• **DATA FOR THIS TASK**
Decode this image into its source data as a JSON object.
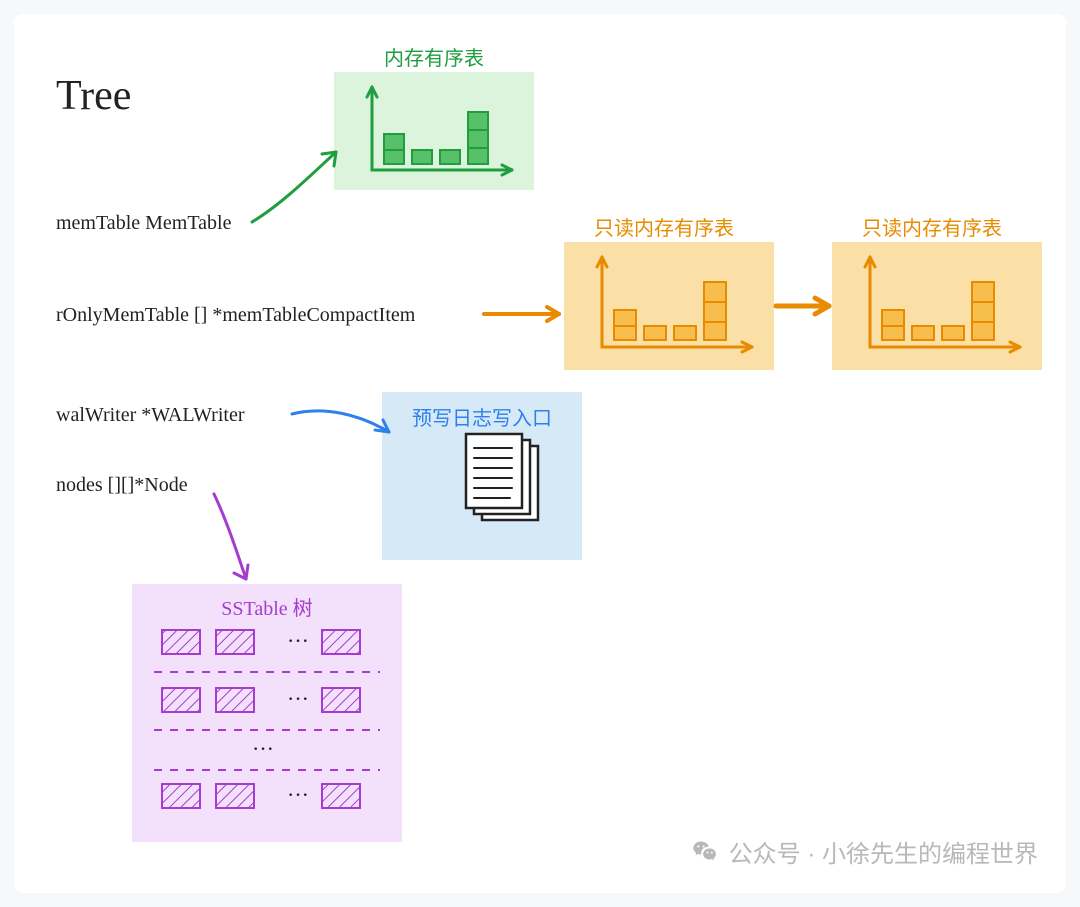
{
  "title": "Tree",
  "fields": {
    "memTable": "memTable  MemTable",
    "rOnlyMemTable": "rOnlyMemTable  [] *memTableCompactItem",
    "walWriter": "walWriter  *WALWriter",
    "nodes": "nodes  [][]*Node"
  },
  "captions": {
    "memTable": "内存有序表",
    "readOnly": "只读内存有序表",
    "wal": "预写日志写入口",
    "sstable": "SSTable 树"
  },
  "watermark": "公众号 · 小徐先生的编程世界",
  "colors": {
    "green": "#1e9e3e",
    "orange": "#e88b00",
    "blue": "#2f80ed",
    "purple": "#a63ccf",
    "black": "#222"
  }
}
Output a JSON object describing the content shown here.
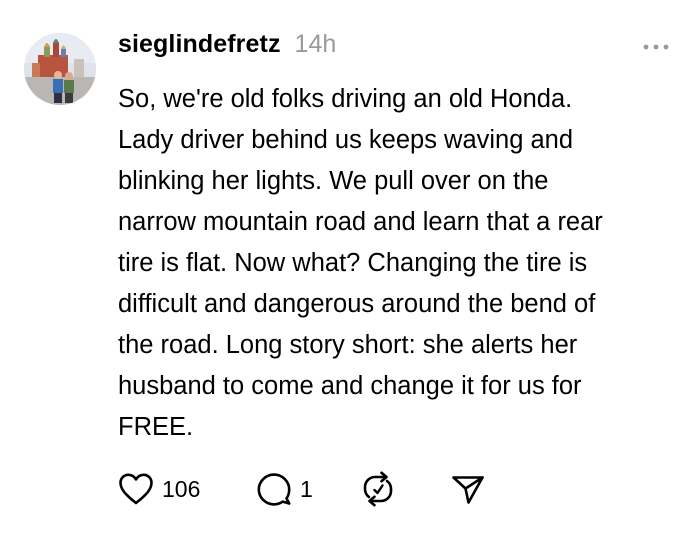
{
  "post": {
    "username": "sieglindefretz",
    "time": "14h",
    "lines": [
      "So, we're old folks driving an old Honda.",
      "Lady driver behind us keeps waving and",
      "blinking her lights. We pull over on the",
      "narrow mountain road and learn that a rear",
      "tire is flat. Now what? Changing the tire is",
      "difficult and dangerous around the bend of",
      "the road. Long story short: she alerts her",
      "husband to come and change it for us for",
      "FREE."
    ],
    "like_count": "106",
    "reply_count": "1"
  },
  "icons": {
    "avatar": "profile-photo",
    "more": "more-horizontal-icon",
    "like": "heart-icon",
    "reply": "comment-bubble-icon",
    "repost": "repost-icon",
    "share": "send-icon"
  },
  "colors": {
    "text": "#000000",
    "muted": "#999999",
    "background": "#ffffff"
  }
}
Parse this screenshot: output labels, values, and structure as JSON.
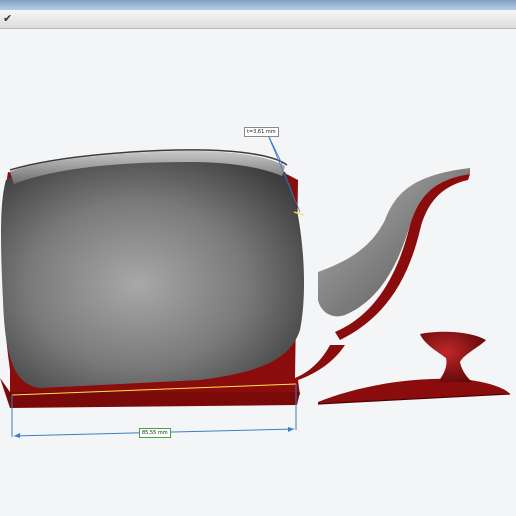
{
  "window": {
    "title": ""
  },
  "toolbar": {
    "confirm_icon": "checkmark-icon"
  },
  "viewport": {
    "model": "teapot-section",
    "measurements": {
      "wall_thickness": "t=3,61 mm",
      "base_width": "85,55 mm"
    },
    "colors": {
      "background": "#f4f5f6",
      "surface": "#8c8c8c",
      "section": "#8a0c0c",
      "dimension_line": "#3a7fc0",
      "selected_label_border": "#3caa3c"
    }
  }
}
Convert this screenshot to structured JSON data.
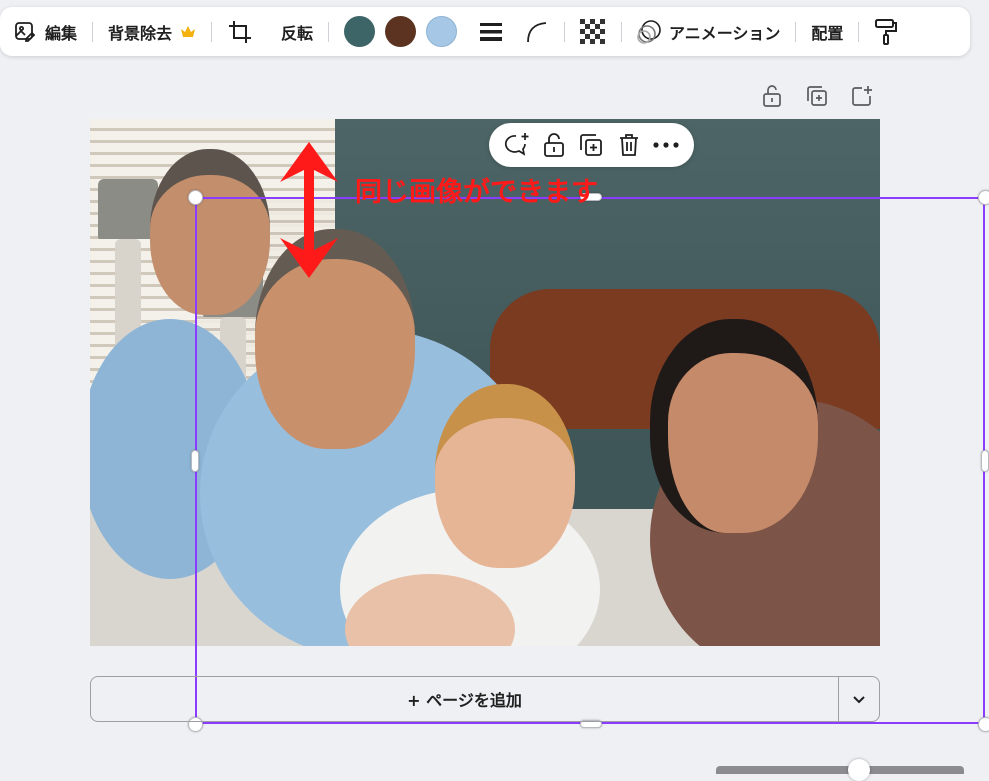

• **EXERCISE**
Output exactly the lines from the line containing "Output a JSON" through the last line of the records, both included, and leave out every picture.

• **ANSWER TO THIS PROBLEM**
Output a JSON object describing the content shown here.
{
  "post": {
    "username": "sieglindefretz",
    "time": "14h",
    "lines": [
      "So, we're old folks driving an old Honda.",
      "Lady driver behind us keeps waving and",
      "blinking her lights. We pull over on the",
      "narrow mountain road and learn that a rear",
      "tire is flat. Now what? Changing the tire is",
      "difficult and dangerous around the bend of",
      "the road. Long story short: she alerts her",
      "husband to come and change it for us for",
      "FREE."
    ],
    "like_count": "106",
    "reply_count": "1"
  },
  "icons": {
    "avatar": "profile-photo",
    "more": "more-horizontal-icon",
    "like": "heart-icon",
    "reply": "comment-bubble-icon",
    "repost": "repost-icon",
    "share": "send-icon"
  },
  "colors": {
    "text": "#000000",
    "muted": "#999999",
    "background": "#ffffff"
  }
}
Parse this screenshot: output labels, values, and structure as JSON.
{
  "window": {
    "title": ""
  },
  "toolbar": {
    "confirm_icon": "checkmark-icon"
  },
  "viewport": {
    "model": "teapot-section",
    "measurements": {
      "wall_thickness": "t=3,61 mm",
      "base_width": "85,55 mm"
    },
    "colors": {
      "background": "#f4f5f6",
      "surface": "#8c8c8c",
      "section": "#8a0c0c",
      "dimension_line": "#3a7fc0",
      "selected_label_border": "#3caa3c"
    }
  }
}
Convert this screenshot to structured JSON data.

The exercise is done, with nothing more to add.